FOXBOROUGH – Patriots director of player personnel Nick Caserio explained why his team has taken a deep look at the quarterback class in this year’s NFL Draft. But he sidestepped the real question on the minds of most Patriots fans – is this the year the team drafts Tom Brady’s successor?
“We’re focused on improving our football team in whatever capacity we can do it, and we’ll always consider doing that,” Caserio said Tuesday afternoon at Gillette Stadium in his annual pre-draft press conference. “Right now our focus is just on the draft and trying to improve our team.”

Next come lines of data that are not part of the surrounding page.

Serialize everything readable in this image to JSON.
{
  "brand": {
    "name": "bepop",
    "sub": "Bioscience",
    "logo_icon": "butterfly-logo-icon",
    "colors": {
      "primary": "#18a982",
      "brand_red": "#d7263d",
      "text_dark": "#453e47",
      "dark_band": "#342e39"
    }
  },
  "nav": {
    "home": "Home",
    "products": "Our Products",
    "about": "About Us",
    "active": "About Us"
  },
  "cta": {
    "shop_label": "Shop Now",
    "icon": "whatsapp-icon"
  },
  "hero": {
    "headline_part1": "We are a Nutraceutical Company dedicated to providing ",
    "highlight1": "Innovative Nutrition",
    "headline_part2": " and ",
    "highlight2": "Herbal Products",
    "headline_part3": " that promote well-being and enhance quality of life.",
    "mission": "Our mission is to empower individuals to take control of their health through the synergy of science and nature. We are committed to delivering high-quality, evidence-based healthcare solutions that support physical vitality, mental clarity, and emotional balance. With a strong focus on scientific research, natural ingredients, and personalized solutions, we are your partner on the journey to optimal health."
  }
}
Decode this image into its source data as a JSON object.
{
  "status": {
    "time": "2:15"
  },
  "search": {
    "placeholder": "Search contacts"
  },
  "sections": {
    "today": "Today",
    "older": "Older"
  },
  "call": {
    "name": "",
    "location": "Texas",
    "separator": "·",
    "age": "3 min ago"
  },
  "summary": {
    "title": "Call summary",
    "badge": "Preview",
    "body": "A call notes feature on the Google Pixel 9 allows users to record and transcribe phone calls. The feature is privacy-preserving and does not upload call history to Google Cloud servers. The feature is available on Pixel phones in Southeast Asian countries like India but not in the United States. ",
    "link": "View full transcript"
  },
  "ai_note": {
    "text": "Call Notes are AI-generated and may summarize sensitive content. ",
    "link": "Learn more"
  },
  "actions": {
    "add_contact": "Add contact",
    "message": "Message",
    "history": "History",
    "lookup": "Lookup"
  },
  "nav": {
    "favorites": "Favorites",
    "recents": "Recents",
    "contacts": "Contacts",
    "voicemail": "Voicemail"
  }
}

The Patriots have attended workouts and met privately with at least a dozen of the top quarterback prospects this spring in advance of the draft on May 8-10, including expected first-round picks Johnny Manziel, Blake Bortles and Teddy Bridgewater, as well as middle-round prospects such as Jimmy Garoppolo and A.J. McCarron.
The visits of Manziel and Bridgewater to Gillette last month sparked rumors that the Patriots might use their 29th pick on a quarterback to eventually take over for Brady, who turns 37 in August, but Caserio said that the Patriots’ diligence with the quarterbacks is similar to what they do for every position every year.
Brady is under contract through the 2017 season, while a rookie drafted this year would be under contract for at least four seasons, and potentially five if he is a first-round pick, per the rules of the collective bargaining agreement.
It’s also possible that the Patriots are looking at the successor to backup Ryan Mallett, who can be a free agent after the 2014 season and may look to join a team that could give him a better chance of playing.
“This year’s really no different,” Caserio said of examining all of the top quarterbacks. “It’s all with the idea of trying to gain as much information about that position group from top to bottom.”
“You have a good baseline of information so the answer isn’t, ‘I don’t know, we haven’t spent time with him.’ We can’t get everybody, but you try to earmark ‘X’ number of players, and we try to get as much information as we can so that we’re prepared in the event we have to make a decision at some point along the way.”
Caserio said the private visits are used to get to better know a player’s off-field personality, but mostly as a way to test their football aptitude. He said that the Patriots will often go through a player’s college tape to have him explain what happened on certain plays. The Patriots will also teach the player some basic concepts from their playbook and see how well he comprehends it.
“You’re looking more at their method of learning, as opposed to what they are actually learning,” Caserio said.
When asked about this year’s crop of prospects, Caserio highlighted a “proliferation of underclassmen” – an NFL record 103 declared early this year – and noted that the wide receiver, running back and defensive line positions appear to be quite deep.
Caserio said the Patriots have the ability to draft the best player available on their draft board without regard to position. The Patriots’ roster is currently at 65 players, and they can add up to 25 players via the draft and undrafted free agency. They filled most of their glaring holes in free agency with new contracts for Darrelle Revis, Julian Edelman, Brandon Browner, Brandon LaFell and Vince Wilfork.
“If we had to go out there and play a game, we feel that we would field a competitive team,” Caserio said.